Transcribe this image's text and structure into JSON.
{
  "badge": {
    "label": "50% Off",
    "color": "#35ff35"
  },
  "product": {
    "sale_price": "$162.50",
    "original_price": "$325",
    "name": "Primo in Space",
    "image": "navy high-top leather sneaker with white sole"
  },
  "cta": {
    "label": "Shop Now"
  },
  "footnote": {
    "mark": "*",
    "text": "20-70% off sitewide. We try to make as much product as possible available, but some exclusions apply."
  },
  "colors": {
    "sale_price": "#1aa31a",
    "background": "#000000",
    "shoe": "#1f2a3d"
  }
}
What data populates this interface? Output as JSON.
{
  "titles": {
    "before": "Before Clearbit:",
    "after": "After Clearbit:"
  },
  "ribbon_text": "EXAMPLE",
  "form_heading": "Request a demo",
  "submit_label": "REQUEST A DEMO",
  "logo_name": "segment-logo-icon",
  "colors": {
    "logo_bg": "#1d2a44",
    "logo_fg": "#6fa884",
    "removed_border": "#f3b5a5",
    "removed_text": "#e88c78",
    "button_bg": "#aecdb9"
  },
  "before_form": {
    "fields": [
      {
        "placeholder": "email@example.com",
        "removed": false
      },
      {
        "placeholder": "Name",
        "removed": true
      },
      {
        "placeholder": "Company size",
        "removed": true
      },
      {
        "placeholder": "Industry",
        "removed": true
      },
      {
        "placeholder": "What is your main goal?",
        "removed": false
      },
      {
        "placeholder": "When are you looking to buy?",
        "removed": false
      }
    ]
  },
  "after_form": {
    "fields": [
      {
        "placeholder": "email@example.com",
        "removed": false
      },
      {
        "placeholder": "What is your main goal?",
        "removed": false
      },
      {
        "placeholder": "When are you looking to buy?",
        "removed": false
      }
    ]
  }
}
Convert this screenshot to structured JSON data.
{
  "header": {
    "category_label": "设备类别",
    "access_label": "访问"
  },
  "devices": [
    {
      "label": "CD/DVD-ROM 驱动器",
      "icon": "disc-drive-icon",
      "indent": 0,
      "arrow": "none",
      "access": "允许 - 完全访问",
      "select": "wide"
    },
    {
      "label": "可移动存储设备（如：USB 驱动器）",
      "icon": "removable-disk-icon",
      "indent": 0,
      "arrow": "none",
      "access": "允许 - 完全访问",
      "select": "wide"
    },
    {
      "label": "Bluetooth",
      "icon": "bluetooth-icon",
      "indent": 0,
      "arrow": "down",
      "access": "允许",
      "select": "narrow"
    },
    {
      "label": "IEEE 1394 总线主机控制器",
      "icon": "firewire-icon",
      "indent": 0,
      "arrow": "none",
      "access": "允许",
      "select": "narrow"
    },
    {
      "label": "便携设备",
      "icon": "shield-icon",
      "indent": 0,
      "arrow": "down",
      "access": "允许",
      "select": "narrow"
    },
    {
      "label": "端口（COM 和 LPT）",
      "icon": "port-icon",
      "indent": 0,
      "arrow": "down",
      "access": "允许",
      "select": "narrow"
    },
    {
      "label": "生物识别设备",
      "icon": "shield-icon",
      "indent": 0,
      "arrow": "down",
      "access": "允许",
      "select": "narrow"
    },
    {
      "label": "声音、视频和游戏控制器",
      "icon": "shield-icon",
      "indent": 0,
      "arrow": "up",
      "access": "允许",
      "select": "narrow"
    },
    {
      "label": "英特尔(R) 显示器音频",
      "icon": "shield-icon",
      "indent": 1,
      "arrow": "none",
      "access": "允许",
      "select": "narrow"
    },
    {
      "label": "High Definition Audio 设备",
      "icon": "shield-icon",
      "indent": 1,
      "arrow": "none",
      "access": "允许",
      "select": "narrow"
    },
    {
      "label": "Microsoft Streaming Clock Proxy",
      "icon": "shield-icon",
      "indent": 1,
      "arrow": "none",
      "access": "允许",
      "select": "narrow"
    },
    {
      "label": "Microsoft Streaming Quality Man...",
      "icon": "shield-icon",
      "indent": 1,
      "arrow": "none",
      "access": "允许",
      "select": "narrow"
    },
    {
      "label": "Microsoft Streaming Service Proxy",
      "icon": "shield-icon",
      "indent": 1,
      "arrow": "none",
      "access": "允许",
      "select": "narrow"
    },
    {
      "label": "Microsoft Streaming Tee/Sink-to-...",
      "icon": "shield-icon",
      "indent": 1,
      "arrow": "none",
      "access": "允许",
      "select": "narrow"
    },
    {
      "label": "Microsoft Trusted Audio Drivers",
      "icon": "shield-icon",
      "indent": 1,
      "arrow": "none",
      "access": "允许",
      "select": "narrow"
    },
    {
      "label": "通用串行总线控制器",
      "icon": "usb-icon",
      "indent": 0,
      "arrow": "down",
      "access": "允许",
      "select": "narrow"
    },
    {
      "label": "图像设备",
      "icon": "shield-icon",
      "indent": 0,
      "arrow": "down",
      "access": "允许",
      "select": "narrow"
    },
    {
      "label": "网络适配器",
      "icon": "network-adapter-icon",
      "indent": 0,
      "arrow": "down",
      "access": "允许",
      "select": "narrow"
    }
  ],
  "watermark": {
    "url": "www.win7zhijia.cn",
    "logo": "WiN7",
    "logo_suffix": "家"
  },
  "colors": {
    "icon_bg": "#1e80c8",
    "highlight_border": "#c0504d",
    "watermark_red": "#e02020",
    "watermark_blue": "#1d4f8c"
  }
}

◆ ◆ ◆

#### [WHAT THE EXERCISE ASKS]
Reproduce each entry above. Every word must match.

#### [EXERCISE ANSWER]
Transcribe this image's text and structure into JSON.
{
  "badge": {
    "label": "50% Off",
    "color": "#35ff35"
  },
  "product": {
    "sale_price": "$162.50",
    "original_price": "$325",
    "name": "Primo in Space",
    "image": "navy high-top leather sneaker with white sole"
  },
  "cta": {
    "label": "Shop Now"
  },
  "footnote": {
    "mark": "*",
    "text": "20-70% off sitewide. We try to make as much product as possible available, but some exclusions apply."
  },
  "colors": {
    "sale_price": "#1aa31a",
    "background": "#000000",
    "shoe": "#1f2a3d"
  }
}
What data populates this interface? Output as JSON.
{
  "titles": {
    "before": "Before Clearbit:",
    "after": "After Clearbit:"
  },
  "ribbon_text": "EXAMPLE",
  "form_heading": "Request a demo",
  "submit_label": "REQUEST A DEMO",
  "logo_name": "segment-logo-icon",
  "colors": {
    "logo_bg": "#1d2a44",
    "logo_fg": "#6fa884",
    "removed_border": "#f3b5a5",
    "removed_text": "#e88c78",
    "button_bg": "#aecdb9"
  },
  "before_form": {
    "fields": [
      {
        "placeholder": "email@example.com",
        "removed": false
      },
      {
        "placeholder": "Name",
        "removed": true
      },
      {
        "placeholder": "Company size",
        "removed": true
      },
      {
        "placeholder": "Industry",
        "removed": true
      },
      {
        "placeholder": "What is your main goal?",
        "removed": false
      },
      {
        "placeholder": "When are you looking to buy?",
        "removed": false
      }
    ]
  },
  "after_form": {
    "fields": [
      {
        "placeholder": "email@example.com",
        "removed": false
      },
      {
        "placeholder": "What is your main goal?",
        "removed": false
      },
      {
        "placeholder": "When are you looking to buy?",
        "removed": false
      }
    ]
  }
}
Convert this screenshot to structured JSON data.
{
  "header": {
    "category_label": "设备类别",
    "access_label": "访问"
  },
  "devices": [
    {
      "label": "CD/DVD-ROM 驱动器",
      "icon": "disc-drive-icon",
      "indent": 0,
      "arrow": "none",
      "access": "允许 - 完全访问",
      "select": "wide"
    },
    {
      "label": "可移动存储设备（如：USB 驱动器）",
      "icon": "removable-disk-icon",
      "indent": 0,
      "arrow": "none",
      "access": "允许 - 完全访问",
      "select": "wide"
    },
    {
      "label": "Bluetooth",
      "icon": "bluetooth-icon",
      "indent": 0,
      "arrow": "down",
      "access": "允许",
      "select": "narrow"
    },
    {
      "label": "IEEE 1394 总线主机控制器",
      "icon": "firewire-icon",
      "indent": 0,
      "arrow": "none",
      "access": "允许",
      "select": "narrow"
    },
    {
      "label": "便携设备",
      "icon": "shield-icon",
      "indent": 0,
      "arrow": "down",
      "access": "允许",
      "select": "narrow"
    },
    {
      "label": "端口（COM 和 LPT）",
      "icon": "port-icon",
      "indent": 0,
      "arrow": "down",
      "access": "允许",
      "select": "narrow"
    },
    {
      "label": "生物识别设备",
      "icon": "shield-icon",
      "indent": 0,
      "arrow": "down",
      "access": "允许",
      "select": "narrow"
    },
    {
      "label": "声音、视频和游戏控制器",
      "icon": "shield-icon",
      "indent": 0,
      "arrow": "up",
      "access": "允许",
      "select": "narrow"
    },
    {
      "label": "英特尔(R) 显示器音频",
      "icon": "shield-icon",
      "indent": 1,
      "arrow": "none",
      "access": "允许",
      "select": "narrow"
    },
    {
      "label": "High Definition Audio 设备",
      "icon": "shield-icon",
      "indent": 1,
      "arrow": "none",
      "access": "允许",
      "select": "narrow"
    },
    {
      "label": "Microsoft Streaming Clock Proxy",
      "icon": "shield-icon",
      "indent": 1,
      "arrow": "none",
      "access": "允许",
      "select": "narrow"
    },
    {
      "label": "Microsoft Streaming Quality Man...",
      "icon": "shield-icon",
      "indent": 1,
      "arrow": "none",
      "access": "允许",
      "select": "narrow"
    },
    {
      "label": "Microsoft Streaming Service Proxy",
      "icon": "shield-icon",
      "indent": 1,
      "arrow": "none",
      "access": "允许",
      "select": "narrow"
    },
    {
      "label": "Microsoft Streaming Tee/Sink-to-...",
      "icon": "shield-icon",
      "indent": 1,
      "arrow": "none",
      "access": "允许",
      "select": "narrow"
    },
    {
      "label": "Microsoft Trusted Audio Drivers",
      "icon": "shield-icon",
      "indent": 1,
      "arrow": "none",
      "access": "允许",
      "select": "narrow"
    },
    {
      "label": "通用串行总线控制器",
      "icon": "usb-icon",
      "indent": 0,
      "arrow": "down",
      "access": "允许",
      "select": "narrow"
    },
    {
      "label": "图像设备",
      "icon": "shield-icon",
      "indent": 0,
      "arrow": "down",
      "access": "允许",
      "select": "narrow"
    },
    {
      "label": "网络适配器",
      "icon": "network-adapter-icon",
      "indent": 0,
      "arrow": "down",
      "access": "允许",
      "select": "narrow"
    }
  ],
  "watermark": {
    "url": "www.win7zhijia.cn",
    "logo": "WiN7",
    "logo_suffix": "家"
  },
  "colors": {
    "icon_bg": "#1e80c8",
    "highlight_border": "#c0504d",
    "watermark_red": "#e02020",
    "watermark_blue": "#1d4f8c"
  }
}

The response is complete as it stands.